Among the grave-goods of Anglo-Saxon women
were keyshaped objects,
presumably symbols of domestic authority.
Our men donned leather leggings,
strapped the runetraced swords to their thighs.
They sailed away in war-bright ships
to deep-treed lands behind the sun.
We waved and wept them out of sight,
jangling our rings of iron keys.
We turned from the shore to women’s work.
We loosened the loam and scattered the seed,
cabbage, onions, beetroot and leeks.
Sweet-breathed goats grazed in the grass,
white ewes bawled to their awkward lambs.
We slaughtered and salted, churned the thick cream.
We sang at our spinning, sang at our baking,
weaving shrouds of linen and cloaks of wool.
We buried dead babies, we buried our mothers.
We watched our daughters dance in the moonlight.
Tangled with children and dogs we slept
beneath white stars in the earth-dark sky.
When we were dead they buried us all
with spindle whorls, with rings of keys.

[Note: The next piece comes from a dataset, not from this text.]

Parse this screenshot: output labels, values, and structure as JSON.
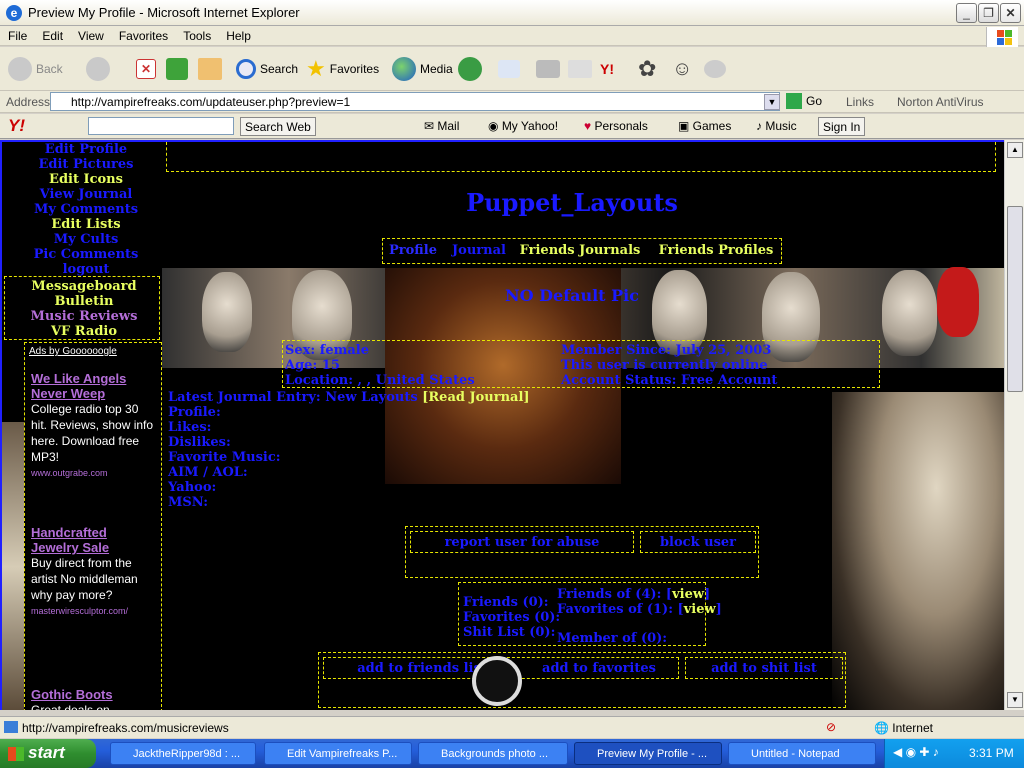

No manly minstrel sang our songs
and no one remembers our names.